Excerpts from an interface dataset
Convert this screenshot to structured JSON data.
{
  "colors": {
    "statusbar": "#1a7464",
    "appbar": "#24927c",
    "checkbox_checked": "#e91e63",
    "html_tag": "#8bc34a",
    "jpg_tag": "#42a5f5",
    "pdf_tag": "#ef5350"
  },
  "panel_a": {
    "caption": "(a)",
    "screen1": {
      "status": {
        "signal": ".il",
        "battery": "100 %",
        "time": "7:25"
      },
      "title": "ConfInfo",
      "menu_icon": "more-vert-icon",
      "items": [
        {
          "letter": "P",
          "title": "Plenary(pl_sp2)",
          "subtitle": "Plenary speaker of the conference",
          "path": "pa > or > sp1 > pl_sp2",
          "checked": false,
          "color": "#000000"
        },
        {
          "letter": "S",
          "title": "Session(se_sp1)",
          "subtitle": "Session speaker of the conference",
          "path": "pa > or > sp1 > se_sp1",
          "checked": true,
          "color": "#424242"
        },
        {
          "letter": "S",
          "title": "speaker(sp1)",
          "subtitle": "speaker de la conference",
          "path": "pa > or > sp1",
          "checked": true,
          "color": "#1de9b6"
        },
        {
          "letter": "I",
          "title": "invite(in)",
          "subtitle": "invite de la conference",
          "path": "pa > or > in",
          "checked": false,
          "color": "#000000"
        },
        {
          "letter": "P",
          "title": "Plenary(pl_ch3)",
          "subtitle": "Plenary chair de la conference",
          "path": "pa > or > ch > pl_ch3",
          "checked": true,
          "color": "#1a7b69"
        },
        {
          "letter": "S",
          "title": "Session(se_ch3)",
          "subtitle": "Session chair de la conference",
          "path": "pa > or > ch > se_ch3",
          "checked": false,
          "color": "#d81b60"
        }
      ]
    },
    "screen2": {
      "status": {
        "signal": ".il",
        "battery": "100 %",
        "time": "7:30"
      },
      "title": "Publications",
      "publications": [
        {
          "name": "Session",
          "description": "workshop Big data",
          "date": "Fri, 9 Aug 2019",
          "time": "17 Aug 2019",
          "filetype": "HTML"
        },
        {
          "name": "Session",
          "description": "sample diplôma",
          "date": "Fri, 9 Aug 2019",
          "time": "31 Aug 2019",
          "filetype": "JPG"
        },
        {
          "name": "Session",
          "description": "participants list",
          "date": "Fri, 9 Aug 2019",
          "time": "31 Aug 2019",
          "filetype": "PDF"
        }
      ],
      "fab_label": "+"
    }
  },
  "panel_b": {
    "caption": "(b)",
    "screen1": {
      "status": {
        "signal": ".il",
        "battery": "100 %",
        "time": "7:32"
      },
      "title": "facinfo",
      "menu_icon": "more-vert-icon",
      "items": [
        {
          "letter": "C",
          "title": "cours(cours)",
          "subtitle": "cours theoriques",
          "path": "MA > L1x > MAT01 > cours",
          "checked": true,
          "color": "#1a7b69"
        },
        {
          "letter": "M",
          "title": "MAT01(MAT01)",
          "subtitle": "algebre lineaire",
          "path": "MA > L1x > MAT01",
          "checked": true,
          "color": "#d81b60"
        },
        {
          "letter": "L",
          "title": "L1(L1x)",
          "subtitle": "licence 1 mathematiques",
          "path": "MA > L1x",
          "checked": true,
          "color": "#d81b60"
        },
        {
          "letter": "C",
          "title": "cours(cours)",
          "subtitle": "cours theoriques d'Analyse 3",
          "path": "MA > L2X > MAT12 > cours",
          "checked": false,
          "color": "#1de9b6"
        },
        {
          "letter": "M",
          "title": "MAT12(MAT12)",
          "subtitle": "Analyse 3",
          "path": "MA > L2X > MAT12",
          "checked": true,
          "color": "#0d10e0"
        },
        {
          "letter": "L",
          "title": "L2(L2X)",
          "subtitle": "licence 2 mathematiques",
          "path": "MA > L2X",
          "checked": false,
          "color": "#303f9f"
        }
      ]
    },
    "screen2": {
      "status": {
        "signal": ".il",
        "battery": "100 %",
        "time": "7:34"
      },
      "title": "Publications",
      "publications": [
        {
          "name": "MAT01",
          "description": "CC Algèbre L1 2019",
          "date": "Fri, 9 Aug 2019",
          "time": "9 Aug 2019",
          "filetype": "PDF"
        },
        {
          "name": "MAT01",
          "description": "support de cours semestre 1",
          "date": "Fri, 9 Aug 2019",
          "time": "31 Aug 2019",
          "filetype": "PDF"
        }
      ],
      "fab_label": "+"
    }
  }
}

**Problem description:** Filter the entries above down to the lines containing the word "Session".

**Task solution:**
          "title": "Session(se_sp1)",
          "subtitle": "Session speaker of the conference",
          "title": "Session(se_ch3)",
          "subtitle": "Session chair de la conference",
          "name": "Session",
          "name": "Session",
          "name": "Session",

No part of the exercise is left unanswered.